ASSIGNMENT:
Return all lines from the listing below in which "status" appears.

===

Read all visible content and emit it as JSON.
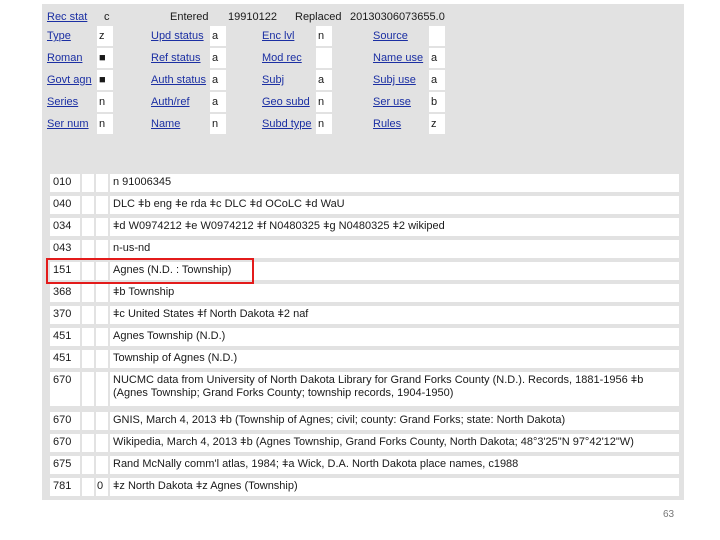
{
  "header": {
    "rec_stat_label": "Rec stat",
    "rec_stat_value": "c",
    "entered_label": "Entered",
    "entered_value": "19910122",
    "replaced_label": "Replaced",
    "replaced_value": "20130306073655.0"
  },
  "fixed_fields": [
    [
      {
        "label": "Type",
        "value": "z"
      },
      {
        "label": "Upd status",
        "value": "a"
      },
      {
        "label": "Enc lvl",
        "value": "n"
      },
      {
        "label": "Source",
        "value": ""
      }
    ],
    [
      {
        "label": "Roman",
        "value": "■"
      },
      {
        "label": "Ref status",
        "value": "a"
      },
      {
        "label": "Mod rec",
        "value": ""
      },
      {
        "label": "Name use",
        "value": "a"
      }
    ],
    [
      {
        "label": "Govt agn",
        "value": "■"
      },
      {
        "label": "Auth status",
        "value": "a"
      },
      {
        "label": "Subj",
        "value": "a"
      },
      {
        "label": "Subj use",
        "value": "a"
      }
    ],
    [
      {
        "label": "Series",
        "value": "n"
      },
      {
        "label": "Auth/ref",
        "value": "a"
      },
      {
        "label": "Geo subd",
        "value": "n"
      },
      {
        "label": "Ser use",
        "value": "b"
      }
    ],
    [
      {
        "label": "Ser num",
        "value": "n"
      },
      {
        "label": "Name",
        "value": "n"
      },
      {
        "label": "Subd type",
        "value": "n"
      },
      {
        "label": "Rules",
        "value": "z"
      }
    ]
  ],
  "fields": [
    {
      "tag": "010",
      "ind2": "",
      "value": "n 91006345"
    },
    {
      "tag": "040",
      "ind2": "",
      "value": "DLC ǂb eng ǂe rda ǂc DLC ǂd OCoLC ǂd WaU"
    },
    {
      "tag": "034",
      "ind2": "",
      "value": "ǂd W0974212 ǂe W0974212 ǂf N0480325 ǂg N0480325 ǂ2 wikiped"
    },
    {
      "tag": "043",
      "ind2": "",
      "value": "n-us-nd"
    },
    {
      "tag": "151",
      "ind2": "",
      "value": "Agnes (N.D. : Township)"
    },
    {
      "tag": "368",
      "ind2": "",
      "value": "ǂb Township"
    },
    {
      "tag": "370",
      "ind2": "",
      "value": "ǂc United States ǂf North Dakota ǂ2 naf"
    },
    {
      "tag": "451",
      "ind2": "",
      "value": "Agnes Township (N.D.)"
    },
    {
      "tag": "451",
      "ind2": "",
      "value": "Township of Agnes (N.D.)"
    },
    {
      "tag": "670",
      "ind2": "",
      "value": "NUCMC data from University of North Dakota Library for Grand Forks County (N.D.). Records, 1881-1956 ǂb (Agnes Township; Grand Forks County; township records, 1904-1950)"
    },
    {
      "tag": "670",
      "ind2": "",
      "value": "GNIS, March 4, 2013 ǂb (Township of Agnes; civil; county: Grand Forks; state: North Dakota)"
    },
    {
      "tag": "670",
      "ind2": "",
      "value": "Wikipedia, March 4, 2013 ǂb (Agnes Township, Grand Forks County, North Dakota; 48°3'25\"N 97°42'12\"W)"
    },
    {
      "tag": "675",
      "ind2": "",
      "value": "Rand McNally comm'l atlas, 1984; ǂa Wick, D.A. North Dakota place names, c1988"
    },
    {
      "tag": "781",
      "ind2": "0",
      "value": "ǂz North Dakota ǂz Agnes (Township)"
    }
  ],
  "page_number": "63",
  "colors": {
    "highlight": "#e31b1b",
    "link": "#1b2fa3",
    "panel": "#e2e2e2"
  }
}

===

YOUR RESPONSE:
        "label": "Upd status",
        "label": "Ref status",
        "label": "Auth status",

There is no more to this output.